This story is part of AIN's continuing coverage of the impact of the coronavirus on aviation.
On a year-over-year basis, business aviation traffic in the U.S. was down only 7 percent over the extended Independence Day holiday weekend (July 1 to July 5), according to data released today by WingX Advance. The company said this illustrates that the segment’s recovery in the world’s key market is running apace, despite rising Covid-19 contagion and resumption of travel restrictions in some states.
Over the past two weeks, U.S. business jet and prop activity has reached 85 percent of normal levels for the period. In fact, California has reclaimed its status as the busiest state, with around 10,000 business aircraft departures in the last two weeks—8 percent under par. Meanwhile, Florida has sustained its year-over-year growth trends from June and is up 12 percent, and Colorado, Montana, and Arizona have all seen about 5 percent growth in flights in the two weeks preceding the July 4 holiday. But the U.S East Coast is still suffering the biggest declines in activity, with New York and New Jersey down 23 percent and 40 percent year-over-year, respectively, in the last two weeks.

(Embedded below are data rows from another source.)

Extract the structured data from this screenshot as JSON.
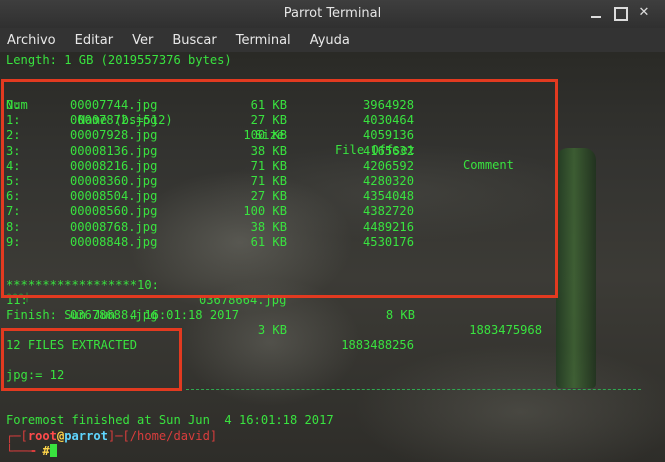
{
  "window": {
    "title": "Parrot Terminal",
    "menu": [
      "Archivo",
      "Editar",
      "Ver",
      "Buscar",
      "Terminal",
      "Ayuda"
    ]
  },
  "terminal": {
    "length_line": "Length: 1 GB (2019557376 bytes)",
    "headers": {
      "num": "Num",
      "name": "Name (bs=512)",
      "size": "Size",
      "offset": "File Offset",
      "comment": "Comment"
    },
    "rows": [
      {
        "num": "0:",
        "name": "00007744.jpg",
        "size": "61 KB",
        "offset": "3964928"
      },
      {
        "num": "1:",
        "name": "00007872.jpg",
        "size": "27 KB",
        "offset": "4030464"
      },
      {
        "num": "2:",
        "name": "00007928.jpg",
        "size": "100 KB",
        "offset": "4059136"
      },
      {
        "num": "3:",
        "name": "00008136.jpg",
        "size": "38 KB",
        "offset": "4165632"
      },
      {
        "num": "4:",
        "name": "00008216.jpg",
        "size": "71 KB",
        "offset": "4206592"
      },
      {
        "num": "5:",
        "name": "00008360.jpg",
        "size": "71 KB",
        "offset": "4280320"
      },
      {
        "num": "6:",
        "name": "00008504.jpg",
        "size": "27 KB",
        "offset": "4354048"
      },
      {
        "num": "7:",
        "name": "00008560.jpg",
        "size": "100 KB",
        "offset": "4382720"
      },
      {
        "num": "8:",
        "name": "00008768.jpg",
        "size": "38 KB",
        "offset": "4489216"
      },
      {
        "num": "9:",
        "name": "00008848.jpg",
        "size": "61 KB",
        "offset": "4530176"
      }
    ],
    "row10": {
      "prefix": "******************10:",
      "name": "03678664.jpg",
      "size": "8 KB",
      "offset": "1883475968"
    },
    "row11": {
      "num": "11:",
      "name": "03678688.jpg",
      "size": "3 KB",
      "offset": "1883488256"
    },
    "stars_line": "***|",
    "finish_line": "Finish: Sun Jun  4 16:01:18 2017",
    "files_extracted": "12 FILES EXTRACTED",
    "jpg_count": "jpg:= 12",
    "foremost_finished": "Foremost finished at Sun Jun  4 16:01:18 2017",
    "prompt": {
      "open": "┌─[",
      "user": "root",
      "at": "@",
      "host": "parrot",
      "middle": "]─[",
      "path": "/home/david",
      "close": "]",
      "second": "└──╼ ",
      "hash": "#"
    }
  },
  "colors": {
    "terminal_text": "#39e33f",
    "highlight_box": "#e23a20",
    "titlebar": "#3a3a3a"
  }
}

Globally, recovery in aircraft utilization has also been encouraging, with Europe back up to 77 percent of normal activity, while Oceania and South America have stabilized at around 93 percent of usual activity, WingX said. Asia is somewhat stuck at 27 percent below normal and traffic in Africa continues to trail by 31 percent.

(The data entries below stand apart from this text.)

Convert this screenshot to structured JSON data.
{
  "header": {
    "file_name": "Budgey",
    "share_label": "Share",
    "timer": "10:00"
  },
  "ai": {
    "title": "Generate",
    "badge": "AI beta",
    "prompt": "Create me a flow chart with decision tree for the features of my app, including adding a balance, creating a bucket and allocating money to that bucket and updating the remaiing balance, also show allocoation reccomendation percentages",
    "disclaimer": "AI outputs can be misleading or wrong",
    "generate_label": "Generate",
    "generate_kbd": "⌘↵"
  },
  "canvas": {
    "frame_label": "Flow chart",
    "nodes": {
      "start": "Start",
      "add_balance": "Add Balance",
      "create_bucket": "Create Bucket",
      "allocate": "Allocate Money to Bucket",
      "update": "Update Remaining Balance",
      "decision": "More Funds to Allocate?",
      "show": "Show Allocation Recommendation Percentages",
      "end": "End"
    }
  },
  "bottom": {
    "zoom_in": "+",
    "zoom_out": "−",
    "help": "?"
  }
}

“Whether it’s despite the growing contagion concerns, or because of them, business aviation activity is continuing to be led by a recovery in the U.S., especially evident around Independence Day,” said Wingx Advance managing director Richard Koe. “Leisure demand is clearly the driver at this point, with the holiday seeing lots of traffic to popular summer resorts. In Europe, charter requests are breaking records, and even if conversion is low, we expect to see the next month’s charter activity reflect a fairly strong pipeline. The longer-term outlook depends on what happens to business travel.”